Orszag, founding director of the Hamilton Project, left in 2007 to become director of the nonpartisan Congressional Budget Office. He would bring an intimate knowledge of the federal budget to the Office of Management and Budget, where he would be responsible for assembling Obama's first budget next spring.
Goolsbee, a University of Chicago economist, has been an adviser to Obama since his 2004 campaign for the U.S. Senate. Goolsbee would serve on the president's three-member Council of Economic Advisers, which provides the president with economic analysis and recommends policy actions, congressional aides said.
It was unclear yesterday whether Summers's role would be as chairman of the National Economic Council, which coordinates economic policy for the White House. Other candidates for that post were Jacob "Jack" Lew, a former CBO director who works at Citigroup, and Daniel K. Tarullo, a Georgetown University economist who is part of Obama's transition team, according to congressional sources and a senior Democratic official.

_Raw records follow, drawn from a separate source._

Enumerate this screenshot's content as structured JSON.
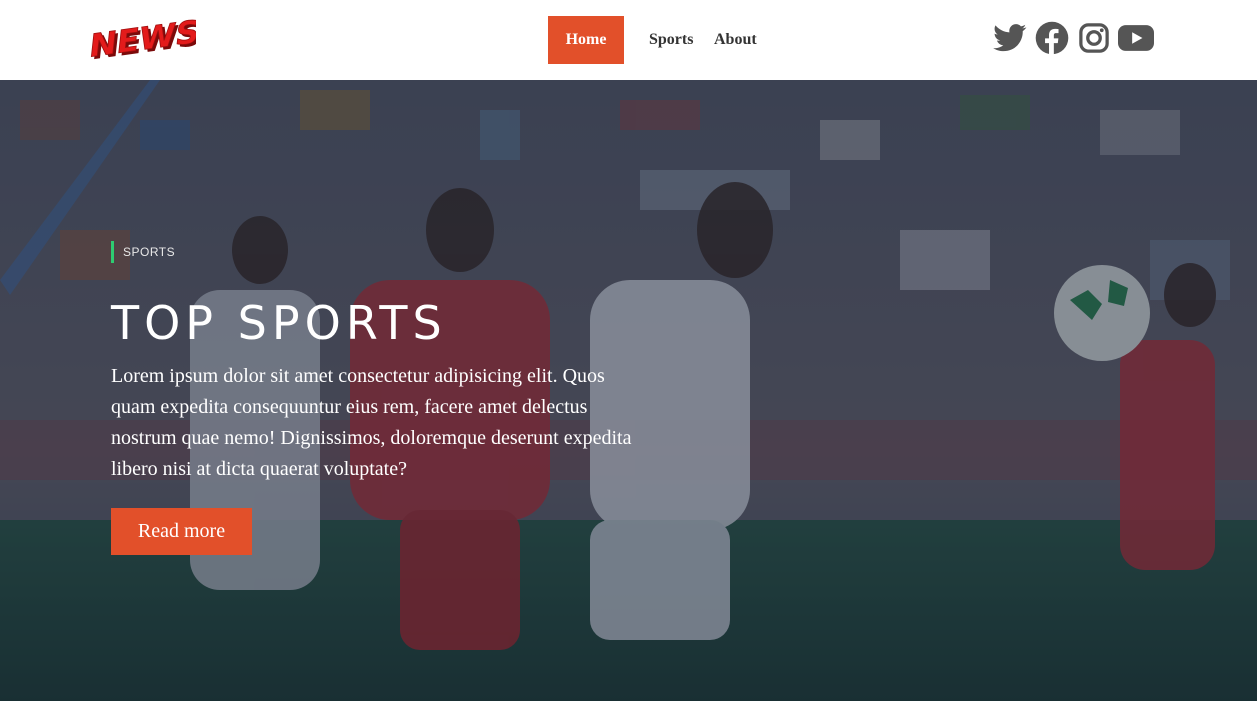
{
  "header": {
    "logo_text": "NEWS",
    "nav": [
      {
        "label": "Home",
        "active": true
      },
      {
        "label": "Sports",
        "active": false
      },
      {
        "label": "About",
        "active": false
      }
    ],
    "social_icons": [
      "twitter-icon",
      "facebook-icon",
      "instagram-icon",
      "youtube-icon"
    ]
  },
  "hero": {
    "category": "SPORTS",
    "title": "TOP SPORTS",
    "text": "Lorem ipsum dolor sit amet consectetur adipisicing elit. Quos quam expedita consequuntur eius rem, facere amet delectus nostrum quae nemo! Dignissimos, doloremque deserunt expedita libero nisi at dicta quaerat voluptate?",
    "button_label": "Read more"
  },
  "colors": {
    "accent": "#e2502a",
    "category_bar": "#2ecc71",
    "logo_red": "#e31b1b",
    "icon_gray": "#555555"
  }
}
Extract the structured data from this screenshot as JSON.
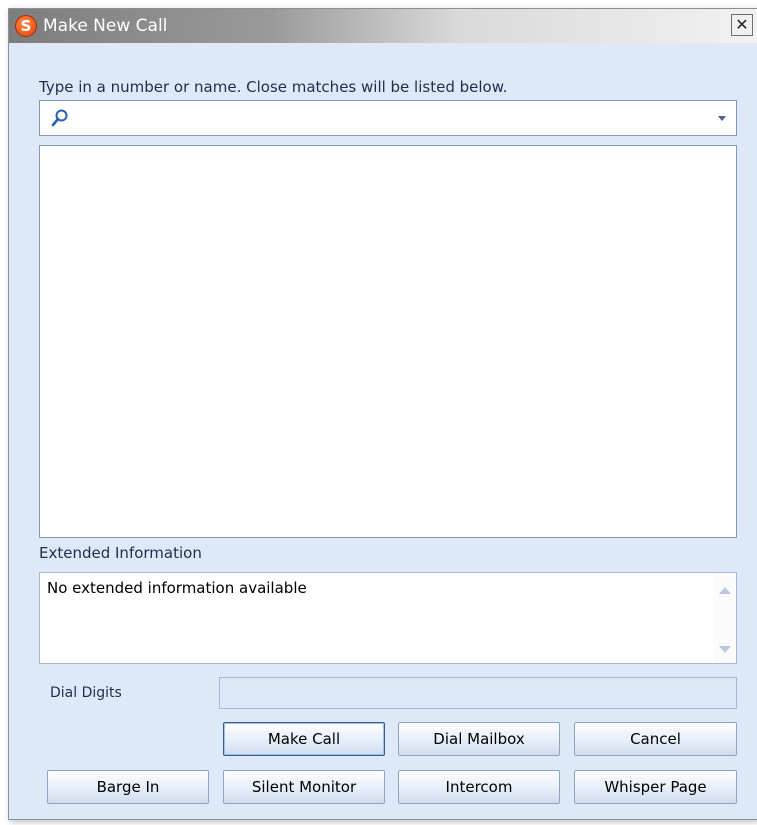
{
  "window": {
    "title": "Make New Call",
    "app_icon_letter": "S",
    "close_glyph": "✕"
  },
  "search": {
    "prompt": "Type in a number or name.  Close matches will be listed below.",
    "value": "",
    "placeholder": ""
  },
  "extended": {
    "label": "Extended Information",
    "text": "No extended information available"
  },
  "dial": {
    "label": "Dial Digits",
    "value": ""
  },
  "buttons": {
    "make_call": "Make Call",
    "dial_mailbox": "Dial Mailbox",
    "cancel": "Cancel",
    "barge_in": "Barge In",
    "silent_monitor": "Silent Monitor",
    "intercom": "Intercom",
    "whisper_page": "Whisper Page"
  },
  "icons": {
    "app": "app-logo-icon",
    "search": "search-icon",
    "dropdown": "chevron-down-icon",
    "close": "close-icon"
  },
  "colors": {
    "dialog_bg": "#dde9f8",
    "border": "#7f9db9",
    "app_icon": "#e0410f"
  }
}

Richardson, the leading contender for Commerce, was originally in the mix to be the secretary of state nominee, but Sen. Hillary Rodham Clinton (D-N.Y.) is now expected be announced for that post after Thanksgiving.
Obama promised in a post-election news conference that he would move with "deliberate haste" to fill out his Cabinet and senior White House staff, a recognition that with the global financial crisis and the United States involved in two wars, there was little time to waste.
The Commerce job was originally rumored to go to Penny Pritzker, the finance chairman of Obama's campaign and a close friend of the Illinois senator, but she removed herself from consideration Thursday due to an inability to extricate herself from a series of complex business ties.
Richardson, who was elected governor of New Mexico in 2002 and was reelected with 69 percent of the vote in 2006, has made no secret of his interest in returning to Washington to take a place in the Obama administration. A long-shot contender for the Democratic presidential nomination, Richardson endorsed Obama in his primary battle with Clinton, and, if nominated for Commerce, would help round out Obama's "team of rivals."
Richardson spent 14 years in the U.S. House -- from 1983 to 1997 -- before being named by President Bill Clinton as the U.S. ambassador to the United Nations. A year later, Richardson became Secretary of Energy in the Clinton Cabinet.
Washington Post staff writer Anne E. Kornblut and washingtonpost.com staff writer Chris Cillizza contributed to this report.